## Data to examine
--- START ---

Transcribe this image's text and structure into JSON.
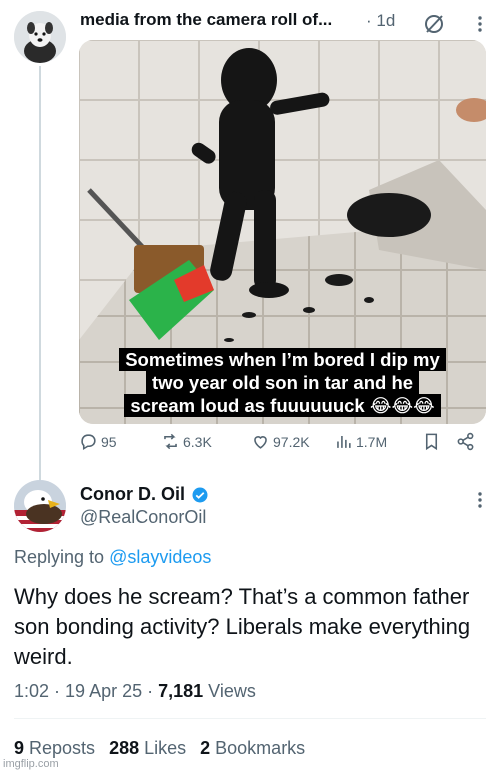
{
  "original_tweet": {
    "author_name": "media from the camera roll of...",
    "time": "· 1d",
    "caption_lines": [
      "Sometimes when I’m bored I dip my",
      "two year old son in tar and he",
      "scream loud as fuuuuuuck 😂😂😂"
    ],
    "stats": {
      "replies": "95",
      "reposts": "6.3K",
      "likes": "97.2K",
      "views": "1.7M"
    }
  },
  "reply_tweet": {
    "author_name": "Conor D. Oil",
    "handle": "@RealConorOil",
    "replying_prefix": "Replying to",
    "replying_to": "@slayvideos",
    "text": "Why does he scream? That’s a common father son bonding activity? Liberals make everything weird.",
    "time": "1:02",
    "date": "19 Apr 25",
    "views_count": "7,181",
    "views_label": "Views",
    "reposts_count": "9",
    "reposts_label": "Reposts",
    "likes_count": "288",
    "likes_label": "Likes",
    "bookmarks_count": "2",
    "bookmarks_label": "Bookmarks"
  },
  "watermark": "imgflip.com",
  "colors": {
    "link": "#1d9bf0",
    "secondary_text": "#536471",
    "verified_badge": "#1d9bf0"
  }
}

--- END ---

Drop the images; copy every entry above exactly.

Transcribe this image's text and structure into JSON.
{
  "original_tweet": {
    "author_name": "media from the camera roll of...",
    "time": "· 1d",
    "caption_lines": [
      "Sometimes when I’m bored I dip my",
      "two year old son in tar and he",
      "scream loud as fuuuuuuck 😂😂😂"
    ],
    "stats": {
      "replies": "95",
      "reposts": "6.3K",
      "likes": "97.2K",
      "views": "1.7M"
    }
  },
  "reply_tweet": {
    "author_name": "Conor D. Oil",
    "handle": "@RealConorOil",
    "replying_prefix": "Replying to",
    "replying_to": "@slayvideos",
    "text": "Why does he scream? That’s a common father son bonding activity? Liberals make everything weird.",
    "time": "1:02",
    "date": "19 Apr 25",
    "views_count": "7,181",
    "views_label": "Views",
    "reposts_count": "9",
    "reposts_label": "Reposts",
    "likes_count": "288",
    "likes_label": "Likes",
    "bookmarks_count": "2",
    "bookmarks_label": "Bookmarks"
  },
  "watermark": "imgflip.com",
  "colors": {
    "link": "#1d9bf0",
    "secondary_text": "#536471",
    "verified_badge": "#1d9bf0"
  }
}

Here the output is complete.